Electric Malady

Are electrosensitives like William the vanguard, sounding a general retreat from the accelerated extractive economy, or exceptions that prove the rule of the happy coexistence of man and machine? Do these damaged souls not, perhaps, point to hidden dangers lurking in technological plenitude? As the farmer-philosopher Masanobu Fukuoka says, 'There has never been a generation like the present where human hearts are so badly wounded. This is true of every area of society – politics, economics, education and culture. It is reflected in the degradation of the environment, which has come about through the material path humanity has chosen.' By highlighting the elusiveness of silence do electrosensitives not embody condemnation of technology's vast white noise?

Few films raise as many questions as Electric Malady, few leave so many unanswered. A factory of facts this film ain't. No bad thing, that, because William is a symbol of the unknowable. His loneliness stands for all we lived through during lockdowns – when the lonely got lonelier, the damaged more damaged, the sad sadder, and we relied on technology as never before. In Alone Together: Why We Expect More from Technology and Less from Each Other, Sherry Turkle says, 'Technology proposes itself as the architect of our intimacies. These days it suggests substitutions that put the real on the run . . . Technology is seductive when what it offers meets our human vulnerabilities. And as it turns out, we are very vulnerable indeed. We are lonely but fearful of intimacy . . . Overwhelmed by the volume and velocity of our lives, we turn to technology to help us find time. But technology makes us busier than ever and ever more in search of retreat.' So, paradoxically, we retreat into the technological.

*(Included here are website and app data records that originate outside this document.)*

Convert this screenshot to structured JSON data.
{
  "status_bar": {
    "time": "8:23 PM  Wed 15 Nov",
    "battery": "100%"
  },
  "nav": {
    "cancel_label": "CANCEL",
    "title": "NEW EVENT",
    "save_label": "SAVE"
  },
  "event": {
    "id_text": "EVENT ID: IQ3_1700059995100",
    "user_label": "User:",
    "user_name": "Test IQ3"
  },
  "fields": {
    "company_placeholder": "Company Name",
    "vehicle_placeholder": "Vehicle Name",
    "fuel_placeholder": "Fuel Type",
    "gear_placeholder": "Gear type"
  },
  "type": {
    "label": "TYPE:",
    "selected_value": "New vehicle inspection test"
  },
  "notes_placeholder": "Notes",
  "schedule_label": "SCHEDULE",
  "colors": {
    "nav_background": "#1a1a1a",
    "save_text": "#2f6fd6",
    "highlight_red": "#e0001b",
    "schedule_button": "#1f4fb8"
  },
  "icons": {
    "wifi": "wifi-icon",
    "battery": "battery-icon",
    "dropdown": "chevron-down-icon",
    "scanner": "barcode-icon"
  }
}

Marie Lidén may not have all the answers (who does?!), but she raises questions aplenty. Electric Malady, like Kim Hopkins' delightful documentary A Bunch of Amateurs, manages to be simultaneously disturbing and reassuring, dispiriting and uplifting. The respective struggles of a sensitive Swedish recluse and an embattled Yorkshire film club might not, at first glance, appear to have much in common, but both films tug insistently at our heartstrings while offering hope of redemptive resolution. William and the film club gamely battle on, and there's hope to be found, too, in the mere fact that their respective stories have now been told, and circulated. Surely, the films will call forth the help so desperately needed. Lidén and Hopkins received nominations at the 25th British Independent Film Awards, reminding us that you don't need a big budget if you have a big heart, huge talent, and a startling story to tell. In A Bunch of Amateurs, the cineastes of Bradford attempt to make their own version of Oklahoma on a micro-budget. There's little hint of Hollywood in Lidén's darker, more contemplative gem, but she deftly deploys the same sense of thrifty invention and demonstrates a similar superabundance of empathy and tenderness. We're only two months into the year, but Electric Malady has already staked an irrefutable claim to be considered one of the most delicately-crafted, thought-provoking and heart-rending films of the year.

Electric Malady
screens at the ICA on 28 February – which will be followed by a Q&A with director Marie Lidén, hosted by ICA Cinema Curator Nicolas Raffin – and in cinemas nationwide from 3 March.
Electric Malady poster
Electric Malady

UK 2023
84 mins
directed by
Marie Lidén
produced by
Aimara Reques
Michael Sherrington
David Arthur
John Lemke

UK distributor
Conic Films Limited
UK release date
3 March 2023
review posted
24 February 2023

See all of Jerry Whyte's reviews